## INSTRUCTIONS TO FOLLOW
Will you write out all the entries below exactly?
- - -
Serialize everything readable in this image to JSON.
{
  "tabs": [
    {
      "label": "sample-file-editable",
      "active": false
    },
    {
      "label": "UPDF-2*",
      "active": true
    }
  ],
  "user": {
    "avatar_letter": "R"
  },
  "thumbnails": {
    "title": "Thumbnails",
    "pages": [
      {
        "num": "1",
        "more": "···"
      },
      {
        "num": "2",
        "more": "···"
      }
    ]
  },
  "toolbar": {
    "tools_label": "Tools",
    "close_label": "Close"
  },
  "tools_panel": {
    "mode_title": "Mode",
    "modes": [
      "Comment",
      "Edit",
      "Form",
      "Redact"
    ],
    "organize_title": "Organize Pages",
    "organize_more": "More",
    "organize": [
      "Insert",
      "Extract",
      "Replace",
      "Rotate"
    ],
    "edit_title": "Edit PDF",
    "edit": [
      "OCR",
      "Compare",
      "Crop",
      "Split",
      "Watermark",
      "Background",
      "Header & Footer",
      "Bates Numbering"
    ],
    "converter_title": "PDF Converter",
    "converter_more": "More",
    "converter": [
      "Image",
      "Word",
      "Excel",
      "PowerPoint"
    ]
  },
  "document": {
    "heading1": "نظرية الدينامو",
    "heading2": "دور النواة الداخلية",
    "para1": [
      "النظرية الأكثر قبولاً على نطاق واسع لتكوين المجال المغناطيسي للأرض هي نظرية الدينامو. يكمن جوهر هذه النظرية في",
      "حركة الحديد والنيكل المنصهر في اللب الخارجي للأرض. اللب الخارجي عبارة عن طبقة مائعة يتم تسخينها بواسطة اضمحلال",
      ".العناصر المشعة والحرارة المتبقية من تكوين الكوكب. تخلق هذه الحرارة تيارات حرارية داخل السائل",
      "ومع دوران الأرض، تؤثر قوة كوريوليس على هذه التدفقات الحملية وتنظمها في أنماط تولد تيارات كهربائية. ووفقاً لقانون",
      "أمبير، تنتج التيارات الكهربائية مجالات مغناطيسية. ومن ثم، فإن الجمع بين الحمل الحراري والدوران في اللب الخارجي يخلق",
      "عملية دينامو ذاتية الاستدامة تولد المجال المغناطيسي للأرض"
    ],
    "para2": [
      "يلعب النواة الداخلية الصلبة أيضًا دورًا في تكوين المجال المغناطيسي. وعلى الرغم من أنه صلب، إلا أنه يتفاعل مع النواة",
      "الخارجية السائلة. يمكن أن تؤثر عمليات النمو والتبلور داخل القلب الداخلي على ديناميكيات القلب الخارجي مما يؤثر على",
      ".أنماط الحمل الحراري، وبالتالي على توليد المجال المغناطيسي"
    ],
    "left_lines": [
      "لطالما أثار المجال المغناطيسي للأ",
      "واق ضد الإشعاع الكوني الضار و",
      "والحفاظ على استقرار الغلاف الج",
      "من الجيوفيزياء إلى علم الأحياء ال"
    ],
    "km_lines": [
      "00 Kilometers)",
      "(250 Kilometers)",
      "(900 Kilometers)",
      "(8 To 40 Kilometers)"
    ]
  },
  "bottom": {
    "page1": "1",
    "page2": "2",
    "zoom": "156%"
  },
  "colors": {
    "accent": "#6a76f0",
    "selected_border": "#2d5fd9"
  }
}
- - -
## RESPONSE TO THIS TASK
Serialize everything readable in this image to JSON.
{
  "tabs": [
    {
      "label": "sample-file-editable",
      "active": false
    },
    {
      "label": "UPDF-2*",
      "active": true
    }
  ],
  "user": {
    "avatar_letter": "R"
  },
  "thumbnails": {
    "title": "Thumbnails",
    "pages": [
      {
        "num": "1",
        "more": "···"
      },
      {
        "num": "2",
        "more": "···"
      }
    ]
  },
  "toolbar": {
    "tools_label": "Tools",
    "close_label": "Close"
  },
  "tools_panel": {
    "mode_title": "Mode",
    "modes": [
      "Comment",
      "Edit",
      "Form",
      "Redact"
    ],
    "organize_title": "Organize Pages",
    "organize_more": "More",
    "organize": [
      "Insert",
      "Extract",
      "Replace",
      "Rotate"
    ],
    "edit_title": "Edit PDF",
    "edit": [
      "OCR",
      "Compare",
      "Crop",
      "Split",
      "Watermark",
      "Background",
      "Header & Footer",
      "Bates Numbering"
    ],
    "converter_title": "PDF Converter",
    "converter_more": "More",
    "converter": [
      "Image",
      "Word",
      "Excel",
      "PowerPoint"
    ]
  },
  "document": {
    "heading1": "نظرية الدينامو",
    "heading2": "دور النواة الداخلية",
    "para1": [
      "النظرية الأكثر قبولاً على نطاق واسع لتكوين المجال المغناطيسي للأرض هي نظرية الدينامو. يكمن جوهر هذه النظرية في",
      "حركة الحديد والنيكل المنصهر في اللب الخارجي للأرض. اللب الخارجي عبارة عن طبقة مائعة يتم تسخينها بواسطة اضمحلال",
      ".العناصر المشعة والحرارة المتبقية من تكوين الكوكب. تخلق هذه الحرارة تيارات حرارية داخل السائل",
      "ومع دوران الأرض، تؤثر قوة كوريوليس على هذه التدفقات الحملية وتنظمها في أنماط تولد تيارات كهربائية. ووفقاً لقانون",
      "أمبير، تنتج التيارات الكهربائية مجالات مغناطيسية. ومن ثم، فإن الجمع بين الحمل الحراري والدوران في اللب الخارجي يخلق",
      "عملية دينامو ذاتية الاستدامة تولد المجال المغناطيسي للأرض"
    ],
    "para2": [
      "يلعب النواة الداخلية الصلبة أيضًا دورًا في تكوين المجال المغناطيسي. وعلى الرغم من أنه صلب، إلا أنه يتفاعل مع النواة",
      "الخارجية السائلة. يمكن أن تؤثر عمليات النمو والتبلور داخل القلب الداخلي على ديناميكيات القلب الخارجي مما يؤثر على",
      ".أنماط الحمل الحراري، وبالتالي على توليد المجال المغناطيسي"
    ],
    "left_lines": [
      "لطالما أثار المجال المغناطيسي للأ",
      "واق ضد الإشعاع الكوني الضار و",
      "والحفاظ على استقرار الغلاف الج",
      "من الجيوفيزياء إلى علم الأحياء ال"
    ],
    "km_lines": [
      "00 Kilometers)",
      "(250 Kilometers)",
      "(900 Kilometers)",
      "(8 To 40 Kilometers)"
    ]
  },
  "bottom": {
    "page1": "1",
    "page2": "2",
    "zoom": "156%"
  },
  "colors": {
    "accent": "#6a76f0",
    "selected_border": "#2d5fd9"
  }
}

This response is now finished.